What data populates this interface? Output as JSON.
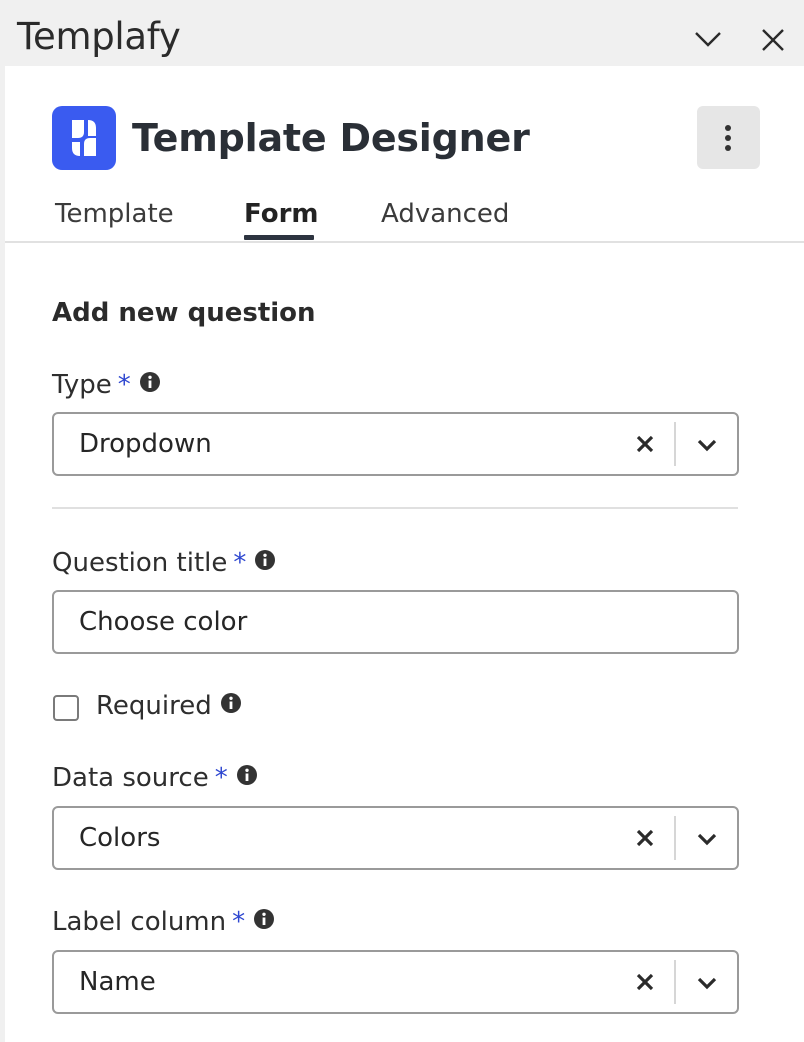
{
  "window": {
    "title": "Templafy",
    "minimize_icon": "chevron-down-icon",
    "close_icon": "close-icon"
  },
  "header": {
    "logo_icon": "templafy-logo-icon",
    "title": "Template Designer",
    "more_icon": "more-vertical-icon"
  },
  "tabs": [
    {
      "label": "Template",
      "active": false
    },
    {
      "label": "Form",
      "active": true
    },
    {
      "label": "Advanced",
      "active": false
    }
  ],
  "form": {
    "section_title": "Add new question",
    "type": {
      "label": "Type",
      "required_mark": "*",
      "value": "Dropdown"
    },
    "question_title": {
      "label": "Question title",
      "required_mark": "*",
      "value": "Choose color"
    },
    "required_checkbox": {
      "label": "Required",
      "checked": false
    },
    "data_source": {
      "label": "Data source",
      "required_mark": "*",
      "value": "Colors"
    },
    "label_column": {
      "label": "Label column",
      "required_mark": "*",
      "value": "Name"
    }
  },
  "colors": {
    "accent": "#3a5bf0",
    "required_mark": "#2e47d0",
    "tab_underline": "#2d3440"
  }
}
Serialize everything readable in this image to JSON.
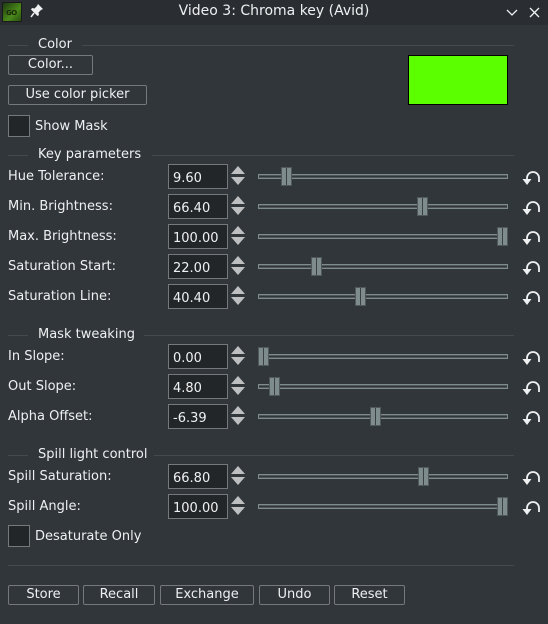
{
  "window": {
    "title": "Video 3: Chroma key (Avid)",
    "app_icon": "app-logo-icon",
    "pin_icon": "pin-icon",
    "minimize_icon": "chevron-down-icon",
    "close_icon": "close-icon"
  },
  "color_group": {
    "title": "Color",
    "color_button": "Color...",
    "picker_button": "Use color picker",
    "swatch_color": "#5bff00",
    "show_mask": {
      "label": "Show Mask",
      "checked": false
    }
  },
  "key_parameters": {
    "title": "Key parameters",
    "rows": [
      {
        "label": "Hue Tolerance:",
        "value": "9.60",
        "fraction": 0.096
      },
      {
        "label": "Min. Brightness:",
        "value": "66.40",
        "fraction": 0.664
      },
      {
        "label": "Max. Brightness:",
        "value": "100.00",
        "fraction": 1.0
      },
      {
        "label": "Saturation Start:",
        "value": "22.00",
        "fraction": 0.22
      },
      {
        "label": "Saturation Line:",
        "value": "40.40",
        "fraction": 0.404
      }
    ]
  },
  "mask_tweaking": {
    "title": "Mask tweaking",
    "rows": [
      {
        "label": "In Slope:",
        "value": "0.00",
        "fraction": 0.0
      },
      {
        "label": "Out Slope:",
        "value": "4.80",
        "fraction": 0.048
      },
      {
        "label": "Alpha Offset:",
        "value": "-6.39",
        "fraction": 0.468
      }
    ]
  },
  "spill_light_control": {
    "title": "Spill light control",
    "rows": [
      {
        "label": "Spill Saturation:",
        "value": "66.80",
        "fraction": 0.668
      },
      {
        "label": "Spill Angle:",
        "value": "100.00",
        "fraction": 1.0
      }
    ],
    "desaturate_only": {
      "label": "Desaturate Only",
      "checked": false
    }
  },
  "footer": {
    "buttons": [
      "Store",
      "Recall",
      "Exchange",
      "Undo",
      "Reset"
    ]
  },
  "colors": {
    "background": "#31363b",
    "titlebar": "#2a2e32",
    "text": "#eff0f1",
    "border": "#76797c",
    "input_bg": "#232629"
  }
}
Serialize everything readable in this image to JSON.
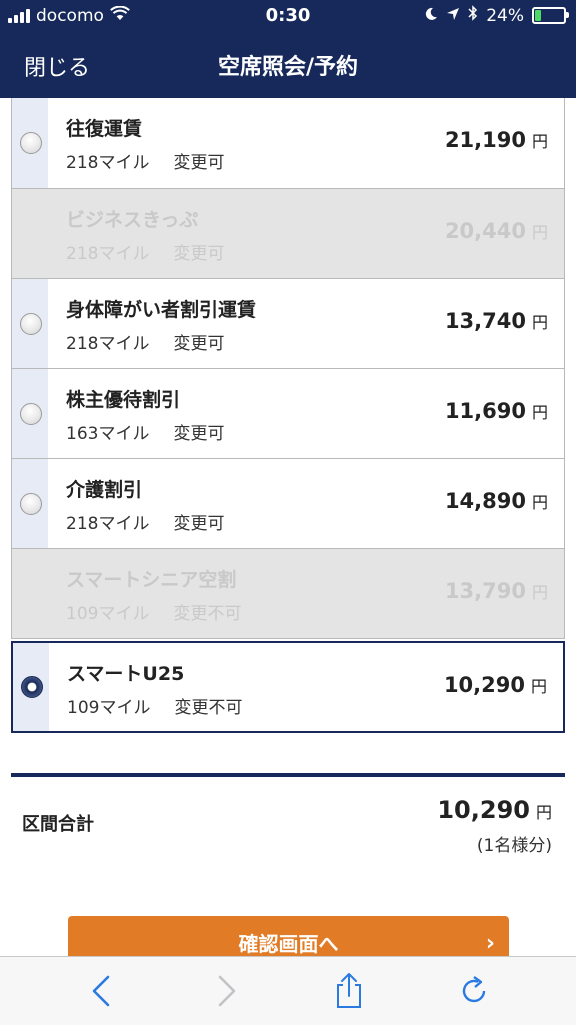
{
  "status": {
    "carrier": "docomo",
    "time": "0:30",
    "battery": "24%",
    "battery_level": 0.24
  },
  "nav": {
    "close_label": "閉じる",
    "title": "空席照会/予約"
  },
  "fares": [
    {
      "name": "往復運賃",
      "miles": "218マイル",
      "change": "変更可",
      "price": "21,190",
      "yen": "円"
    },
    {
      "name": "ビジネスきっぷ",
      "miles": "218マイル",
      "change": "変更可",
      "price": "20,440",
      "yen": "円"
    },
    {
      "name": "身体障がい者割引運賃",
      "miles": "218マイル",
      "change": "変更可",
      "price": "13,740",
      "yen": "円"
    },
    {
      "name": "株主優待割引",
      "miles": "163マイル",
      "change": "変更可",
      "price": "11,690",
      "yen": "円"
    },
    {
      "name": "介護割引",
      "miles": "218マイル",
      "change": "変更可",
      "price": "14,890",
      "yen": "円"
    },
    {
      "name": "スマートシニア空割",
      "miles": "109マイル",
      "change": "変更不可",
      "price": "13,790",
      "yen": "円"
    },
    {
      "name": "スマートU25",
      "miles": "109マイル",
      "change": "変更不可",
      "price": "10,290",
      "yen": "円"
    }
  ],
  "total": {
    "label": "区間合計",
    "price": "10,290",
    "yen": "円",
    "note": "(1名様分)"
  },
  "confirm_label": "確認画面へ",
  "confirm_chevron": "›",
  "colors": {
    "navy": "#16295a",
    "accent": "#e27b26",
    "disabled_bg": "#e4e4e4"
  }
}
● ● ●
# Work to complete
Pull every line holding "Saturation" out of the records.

# Reply
        "label": "Saturation Start:",
        "label": "Saturation Line:",
        "label": "Spill Saturation:",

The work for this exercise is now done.